“What you will definitely see is we’re working on our lens line,” Kaufmann said of photokina, while noting that the new Summicron-M 50mm f/2 is part of “an architecture” for Leica that photographers will see more of. “There will definitely be some improvements (to our products) and this (lens architecture) is in the pipeline. We also might be sticking to this monochrome (idea) because it makes sense.”

While calling Leica’s S-System “sort of a statement,” Kaufmann would not say whether the company would be releasing an S3 follow-up to the S2 at photokina.

Schopf noted that Leica will be taking over an entire hall at photokina to display its new products along with photos captured with Leica gear, suggesting that some major camera announcements were in store.

“Photokina is a big event and the entire hall is ours.

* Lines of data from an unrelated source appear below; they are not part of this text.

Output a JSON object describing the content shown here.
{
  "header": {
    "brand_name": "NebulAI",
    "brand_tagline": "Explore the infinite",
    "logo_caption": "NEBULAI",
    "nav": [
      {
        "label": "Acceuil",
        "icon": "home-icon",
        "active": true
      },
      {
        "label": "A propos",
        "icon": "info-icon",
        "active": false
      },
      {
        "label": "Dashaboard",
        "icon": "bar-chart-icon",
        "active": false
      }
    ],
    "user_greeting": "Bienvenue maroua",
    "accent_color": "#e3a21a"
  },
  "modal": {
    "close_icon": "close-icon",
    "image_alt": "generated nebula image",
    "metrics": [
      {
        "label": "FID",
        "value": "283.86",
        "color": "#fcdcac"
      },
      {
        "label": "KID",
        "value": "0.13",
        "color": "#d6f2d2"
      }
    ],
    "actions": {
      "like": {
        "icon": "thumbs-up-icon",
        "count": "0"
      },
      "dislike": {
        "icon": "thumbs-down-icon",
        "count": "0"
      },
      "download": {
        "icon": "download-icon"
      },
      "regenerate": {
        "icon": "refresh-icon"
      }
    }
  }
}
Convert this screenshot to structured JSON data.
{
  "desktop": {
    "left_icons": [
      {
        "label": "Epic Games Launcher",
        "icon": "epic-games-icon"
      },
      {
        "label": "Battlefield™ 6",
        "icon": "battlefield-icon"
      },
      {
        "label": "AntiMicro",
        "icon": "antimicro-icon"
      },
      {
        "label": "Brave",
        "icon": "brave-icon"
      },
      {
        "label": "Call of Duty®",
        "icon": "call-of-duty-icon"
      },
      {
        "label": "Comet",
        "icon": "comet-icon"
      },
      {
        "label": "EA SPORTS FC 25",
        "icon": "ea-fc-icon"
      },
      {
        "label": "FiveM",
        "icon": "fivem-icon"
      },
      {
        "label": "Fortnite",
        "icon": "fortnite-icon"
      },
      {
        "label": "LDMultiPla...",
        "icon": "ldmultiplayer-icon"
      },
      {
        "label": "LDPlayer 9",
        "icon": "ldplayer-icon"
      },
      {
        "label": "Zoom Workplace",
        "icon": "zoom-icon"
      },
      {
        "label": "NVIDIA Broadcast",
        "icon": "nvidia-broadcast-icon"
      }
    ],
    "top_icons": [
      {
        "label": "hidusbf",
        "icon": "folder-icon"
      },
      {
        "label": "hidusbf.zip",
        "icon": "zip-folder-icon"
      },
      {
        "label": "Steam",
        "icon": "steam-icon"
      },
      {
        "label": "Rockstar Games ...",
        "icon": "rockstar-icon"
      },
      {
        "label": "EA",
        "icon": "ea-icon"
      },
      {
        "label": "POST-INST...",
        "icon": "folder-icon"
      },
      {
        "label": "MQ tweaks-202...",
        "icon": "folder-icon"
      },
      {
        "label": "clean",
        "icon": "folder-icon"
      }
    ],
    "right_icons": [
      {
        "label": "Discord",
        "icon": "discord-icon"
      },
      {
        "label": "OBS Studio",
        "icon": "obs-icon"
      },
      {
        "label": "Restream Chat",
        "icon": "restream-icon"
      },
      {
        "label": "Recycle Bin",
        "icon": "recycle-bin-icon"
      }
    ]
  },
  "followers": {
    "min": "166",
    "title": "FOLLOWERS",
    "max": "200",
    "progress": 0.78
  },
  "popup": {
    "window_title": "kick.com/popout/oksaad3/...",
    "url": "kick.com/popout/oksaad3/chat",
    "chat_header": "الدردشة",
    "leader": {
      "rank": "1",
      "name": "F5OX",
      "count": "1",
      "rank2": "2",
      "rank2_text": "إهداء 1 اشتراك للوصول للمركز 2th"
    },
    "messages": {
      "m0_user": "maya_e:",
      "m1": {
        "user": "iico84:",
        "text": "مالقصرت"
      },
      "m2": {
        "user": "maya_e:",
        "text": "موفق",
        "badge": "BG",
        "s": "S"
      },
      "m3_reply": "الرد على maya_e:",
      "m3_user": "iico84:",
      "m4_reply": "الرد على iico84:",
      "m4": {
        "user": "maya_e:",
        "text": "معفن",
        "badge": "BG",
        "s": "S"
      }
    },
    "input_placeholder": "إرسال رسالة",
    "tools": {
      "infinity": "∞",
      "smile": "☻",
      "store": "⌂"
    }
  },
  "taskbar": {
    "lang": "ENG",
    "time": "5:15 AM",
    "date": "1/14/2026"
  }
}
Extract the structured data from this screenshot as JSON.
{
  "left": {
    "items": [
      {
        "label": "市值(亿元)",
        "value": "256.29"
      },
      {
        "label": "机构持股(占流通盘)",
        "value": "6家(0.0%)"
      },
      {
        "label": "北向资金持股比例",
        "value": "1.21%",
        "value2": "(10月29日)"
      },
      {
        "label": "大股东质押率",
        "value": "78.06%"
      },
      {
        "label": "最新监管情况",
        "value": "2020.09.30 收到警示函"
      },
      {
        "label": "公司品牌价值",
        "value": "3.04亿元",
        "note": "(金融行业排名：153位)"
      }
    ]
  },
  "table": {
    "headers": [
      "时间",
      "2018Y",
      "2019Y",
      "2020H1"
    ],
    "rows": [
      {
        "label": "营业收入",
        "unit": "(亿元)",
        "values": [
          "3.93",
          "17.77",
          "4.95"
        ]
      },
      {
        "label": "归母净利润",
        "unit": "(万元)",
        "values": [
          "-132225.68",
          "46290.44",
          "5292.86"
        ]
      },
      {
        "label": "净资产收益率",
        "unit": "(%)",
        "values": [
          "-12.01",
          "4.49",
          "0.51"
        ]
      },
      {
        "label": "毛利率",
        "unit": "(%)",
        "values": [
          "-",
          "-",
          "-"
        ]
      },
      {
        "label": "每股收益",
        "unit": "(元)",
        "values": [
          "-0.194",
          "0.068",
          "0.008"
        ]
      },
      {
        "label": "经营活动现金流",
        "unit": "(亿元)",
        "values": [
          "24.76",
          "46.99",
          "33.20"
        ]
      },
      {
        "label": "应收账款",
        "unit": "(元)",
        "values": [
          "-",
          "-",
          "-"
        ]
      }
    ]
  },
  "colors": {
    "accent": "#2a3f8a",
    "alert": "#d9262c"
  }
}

A lot of high-end photography products will be there,” Schopf said, coyly.

Leica and Hasselblad, Joined at the Mount
One of the more interesting but lower profile announcements in Berlin last week was the Leica S-Adapter H, which is designed to attract Hasselblad photographers to the S2 system by letting them use their H-series lenses on Leica’s premium medium-format/DSLR hybrid camera.

“This is for Hasselblad users who would like to switch to the S2 but can’t afford to give up all their lenses and start over,” said Stephan Schultz, Leica’s product manager for the S-System.

The Leica S-Adapter H is a follow-up to the Leica S-Adapter V from last year, which let you mount Hasselblad’s V-Series lenses on the S2. Leica also offers an S-Adapter P67 to mount Pentax 67 system lenses on the Leica S2 and the Leica S-Adapter M645 for Mamiya 645 lenses.

“It’s not only mechanical, it has an electronic translator as well,” Daniel said about the Leica S-Adapter H. “It lets you control autofocus, aperture, central shutter and gives you all the lens profiles for Adobe Lightroom.”

(UPDATE: According to a Leica spokesperson we communicated with after we returned from Germany, the S-Adapter H was created internally by Leica and does not use technology licensed from Hasselblad.)

Days after the S-Adapter H announcement, Hasselblad released the following statement from its chairman and CEO Dr. Larry Hansen.

“We are delighted with Leica’s decision to launch an adapter that provides their customers with a compelling opportunity to embrace the acknowledged ultimate superiority of our medium format H System lenses,” Hansen said. “Every Hasselblad lens has been designed and produced to the most exacting and meticulous standards and discerning photographers worldwide are well aware that the image quality of any camera is only as good as the lens that forms the image.”

Leica X2
We liked the concept of the compact Leica X1 when it was announced back in 2009 but were not particularly pleased with its performance, finding it very slow to use overall, particularly its glacial autofocus system. The camera also had a jittery Live View function on its rear LCD screen and image playback was annoyingly slow.

Leica hopes to rectify those some of those problems with the 16.2MP X2, which also uses an APS-C size sensor and is selling now the same price at around $2,000.

The X2 looks somewhat similar to the X1, with a choice of a black, soft leather exterior or a silver anodized finish but according Maike Harberts, product manager for the X-System, “the inside is completely new.”

“The X1 seems slow compared to the X2,” Harberts said. “Because of the new sensor and processor, the autofocus is faster.”

The refresh rate on the X2’s 2.7-inch LCD screen on back has also been ramped up, so the image preview on the rear screen won’t look shaky and smeared as before.

The camera’s 24mm f/2.8 converts to an approximately 36mm lens because of the 1.5x magnification factor of the X2’s APS-C sensor. However, there is no way to optically zoom this fixed focal length lens except with your feet.